Work instruction –
The word "type" marks the lines to find; copy every such line from the data below.

Dataset records –

Start of Block

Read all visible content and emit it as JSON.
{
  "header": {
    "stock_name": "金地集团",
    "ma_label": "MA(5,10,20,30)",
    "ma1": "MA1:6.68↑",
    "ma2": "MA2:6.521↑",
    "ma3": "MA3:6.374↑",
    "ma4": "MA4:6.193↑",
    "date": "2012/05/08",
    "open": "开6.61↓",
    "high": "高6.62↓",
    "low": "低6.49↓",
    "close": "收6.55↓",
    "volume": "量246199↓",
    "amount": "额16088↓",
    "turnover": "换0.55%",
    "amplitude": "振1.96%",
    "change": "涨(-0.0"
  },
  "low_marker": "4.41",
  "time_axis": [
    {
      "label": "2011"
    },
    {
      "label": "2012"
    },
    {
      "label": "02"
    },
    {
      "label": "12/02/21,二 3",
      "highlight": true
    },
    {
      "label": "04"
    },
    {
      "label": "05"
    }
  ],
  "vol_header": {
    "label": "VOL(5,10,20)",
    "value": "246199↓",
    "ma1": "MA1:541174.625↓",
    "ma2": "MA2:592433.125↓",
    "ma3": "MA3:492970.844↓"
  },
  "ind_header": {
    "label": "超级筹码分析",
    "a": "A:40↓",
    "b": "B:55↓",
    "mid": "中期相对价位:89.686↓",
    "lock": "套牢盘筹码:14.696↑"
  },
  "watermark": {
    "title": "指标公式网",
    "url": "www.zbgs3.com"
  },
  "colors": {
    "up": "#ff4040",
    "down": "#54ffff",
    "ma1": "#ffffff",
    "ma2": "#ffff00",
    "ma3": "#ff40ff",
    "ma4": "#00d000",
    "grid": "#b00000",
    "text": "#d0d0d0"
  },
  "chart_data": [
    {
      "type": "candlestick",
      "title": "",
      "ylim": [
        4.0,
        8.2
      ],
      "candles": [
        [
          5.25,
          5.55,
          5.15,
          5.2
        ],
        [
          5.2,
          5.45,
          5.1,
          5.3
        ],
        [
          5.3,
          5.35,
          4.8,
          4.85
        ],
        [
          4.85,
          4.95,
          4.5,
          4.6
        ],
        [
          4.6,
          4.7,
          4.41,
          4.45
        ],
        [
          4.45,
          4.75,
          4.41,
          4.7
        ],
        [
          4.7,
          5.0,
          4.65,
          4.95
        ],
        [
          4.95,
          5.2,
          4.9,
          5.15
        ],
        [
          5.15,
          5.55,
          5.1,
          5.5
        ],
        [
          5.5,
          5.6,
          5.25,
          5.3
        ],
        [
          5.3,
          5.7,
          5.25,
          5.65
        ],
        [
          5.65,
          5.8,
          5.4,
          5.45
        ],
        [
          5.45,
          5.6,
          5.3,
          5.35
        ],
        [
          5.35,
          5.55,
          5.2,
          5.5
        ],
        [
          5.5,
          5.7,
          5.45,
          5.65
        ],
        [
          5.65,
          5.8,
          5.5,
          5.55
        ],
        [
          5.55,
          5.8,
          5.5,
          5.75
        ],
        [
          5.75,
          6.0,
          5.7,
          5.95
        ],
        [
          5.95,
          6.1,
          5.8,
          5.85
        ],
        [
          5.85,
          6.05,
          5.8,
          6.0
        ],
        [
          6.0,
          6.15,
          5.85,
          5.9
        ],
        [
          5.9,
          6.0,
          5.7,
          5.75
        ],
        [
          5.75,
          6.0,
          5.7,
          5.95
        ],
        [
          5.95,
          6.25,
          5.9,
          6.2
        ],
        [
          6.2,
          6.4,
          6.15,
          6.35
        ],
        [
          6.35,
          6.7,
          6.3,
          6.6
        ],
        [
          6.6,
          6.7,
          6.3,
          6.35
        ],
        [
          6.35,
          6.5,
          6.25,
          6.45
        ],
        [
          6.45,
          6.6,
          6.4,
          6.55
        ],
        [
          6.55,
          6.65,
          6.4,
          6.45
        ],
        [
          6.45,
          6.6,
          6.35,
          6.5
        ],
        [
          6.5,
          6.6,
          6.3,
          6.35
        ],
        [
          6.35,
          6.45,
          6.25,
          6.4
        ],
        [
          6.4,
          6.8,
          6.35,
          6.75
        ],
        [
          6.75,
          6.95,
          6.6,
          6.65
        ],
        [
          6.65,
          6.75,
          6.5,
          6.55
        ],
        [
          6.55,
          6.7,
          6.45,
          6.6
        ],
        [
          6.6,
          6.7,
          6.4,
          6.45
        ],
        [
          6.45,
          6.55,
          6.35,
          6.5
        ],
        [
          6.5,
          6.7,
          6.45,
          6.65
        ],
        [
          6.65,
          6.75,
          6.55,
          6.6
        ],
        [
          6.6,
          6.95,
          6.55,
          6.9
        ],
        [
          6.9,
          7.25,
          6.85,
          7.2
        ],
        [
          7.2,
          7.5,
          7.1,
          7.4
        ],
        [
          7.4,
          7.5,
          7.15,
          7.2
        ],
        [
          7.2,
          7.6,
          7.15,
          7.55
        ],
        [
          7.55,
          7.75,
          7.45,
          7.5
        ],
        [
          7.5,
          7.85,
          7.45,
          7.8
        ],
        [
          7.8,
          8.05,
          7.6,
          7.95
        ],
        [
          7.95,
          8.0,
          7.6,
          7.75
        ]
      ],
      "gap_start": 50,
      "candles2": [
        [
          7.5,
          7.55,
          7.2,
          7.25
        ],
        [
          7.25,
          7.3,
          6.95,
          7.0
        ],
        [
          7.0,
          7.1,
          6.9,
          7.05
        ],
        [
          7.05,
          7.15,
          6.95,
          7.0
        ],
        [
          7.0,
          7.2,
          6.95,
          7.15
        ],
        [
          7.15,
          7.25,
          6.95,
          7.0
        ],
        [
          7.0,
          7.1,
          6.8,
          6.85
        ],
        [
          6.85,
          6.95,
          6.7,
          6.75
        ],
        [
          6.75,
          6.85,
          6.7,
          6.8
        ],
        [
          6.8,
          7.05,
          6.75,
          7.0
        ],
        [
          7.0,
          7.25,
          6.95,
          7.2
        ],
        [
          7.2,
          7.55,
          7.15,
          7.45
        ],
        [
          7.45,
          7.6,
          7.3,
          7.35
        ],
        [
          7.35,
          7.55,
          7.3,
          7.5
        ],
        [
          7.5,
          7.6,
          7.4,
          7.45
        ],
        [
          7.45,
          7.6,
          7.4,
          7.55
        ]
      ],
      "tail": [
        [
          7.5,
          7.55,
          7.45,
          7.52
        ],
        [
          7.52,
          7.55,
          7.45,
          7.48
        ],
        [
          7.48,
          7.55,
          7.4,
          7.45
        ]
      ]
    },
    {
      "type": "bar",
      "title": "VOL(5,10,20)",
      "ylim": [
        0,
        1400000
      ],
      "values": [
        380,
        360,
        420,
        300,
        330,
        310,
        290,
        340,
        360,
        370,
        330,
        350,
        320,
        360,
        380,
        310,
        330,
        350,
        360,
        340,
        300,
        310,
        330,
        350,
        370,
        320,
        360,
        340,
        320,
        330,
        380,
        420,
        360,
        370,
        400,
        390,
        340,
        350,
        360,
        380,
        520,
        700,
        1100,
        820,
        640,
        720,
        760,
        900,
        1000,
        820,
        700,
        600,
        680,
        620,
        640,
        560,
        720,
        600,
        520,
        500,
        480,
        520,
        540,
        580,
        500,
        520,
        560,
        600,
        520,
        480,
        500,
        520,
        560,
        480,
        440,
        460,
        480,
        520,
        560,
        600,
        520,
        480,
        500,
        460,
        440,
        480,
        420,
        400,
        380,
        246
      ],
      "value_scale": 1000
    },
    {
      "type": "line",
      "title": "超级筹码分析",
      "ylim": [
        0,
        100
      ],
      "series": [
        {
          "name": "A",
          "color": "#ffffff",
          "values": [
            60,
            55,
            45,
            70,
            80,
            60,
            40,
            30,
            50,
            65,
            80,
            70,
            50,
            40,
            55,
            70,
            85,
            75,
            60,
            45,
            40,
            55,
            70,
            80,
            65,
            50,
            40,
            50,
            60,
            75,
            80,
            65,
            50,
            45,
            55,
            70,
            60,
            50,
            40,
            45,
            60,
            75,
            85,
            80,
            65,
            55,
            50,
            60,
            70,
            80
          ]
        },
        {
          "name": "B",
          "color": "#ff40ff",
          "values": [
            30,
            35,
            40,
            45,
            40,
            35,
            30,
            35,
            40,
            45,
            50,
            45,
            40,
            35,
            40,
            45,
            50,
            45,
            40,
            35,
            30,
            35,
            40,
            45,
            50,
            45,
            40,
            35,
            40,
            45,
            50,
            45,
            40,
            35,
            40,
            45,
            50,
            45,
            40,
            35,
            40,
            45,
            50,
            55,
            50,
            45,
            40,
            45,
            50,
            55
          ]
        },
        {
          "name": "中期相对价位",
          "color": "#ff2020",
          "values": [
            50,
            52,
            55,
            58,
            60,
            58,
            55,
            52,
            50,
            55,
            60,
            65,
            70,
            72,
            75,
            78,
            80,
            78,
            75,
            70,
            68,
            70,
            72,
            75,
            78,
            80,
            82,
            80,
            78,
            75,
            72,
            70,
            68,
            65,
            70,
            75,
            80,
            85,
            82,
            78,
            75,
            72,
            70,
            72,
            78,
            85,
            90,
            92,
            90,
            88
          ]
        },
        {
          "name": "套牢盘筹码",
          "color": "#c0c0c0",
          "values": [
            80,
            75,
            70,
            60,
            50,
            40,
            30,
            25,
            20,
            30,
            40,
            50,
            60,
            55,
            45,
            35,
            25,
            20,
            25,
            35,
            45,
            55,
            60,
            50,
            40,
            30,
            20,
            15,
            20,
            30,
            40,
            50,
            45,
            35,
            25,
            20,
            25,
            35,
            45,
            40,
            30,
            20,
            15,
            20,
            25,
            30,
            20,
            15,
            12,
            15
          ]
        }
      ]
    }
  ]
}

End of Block

Answer –
      "type": "candlestick",
      "type": "bar",
      "type": "line",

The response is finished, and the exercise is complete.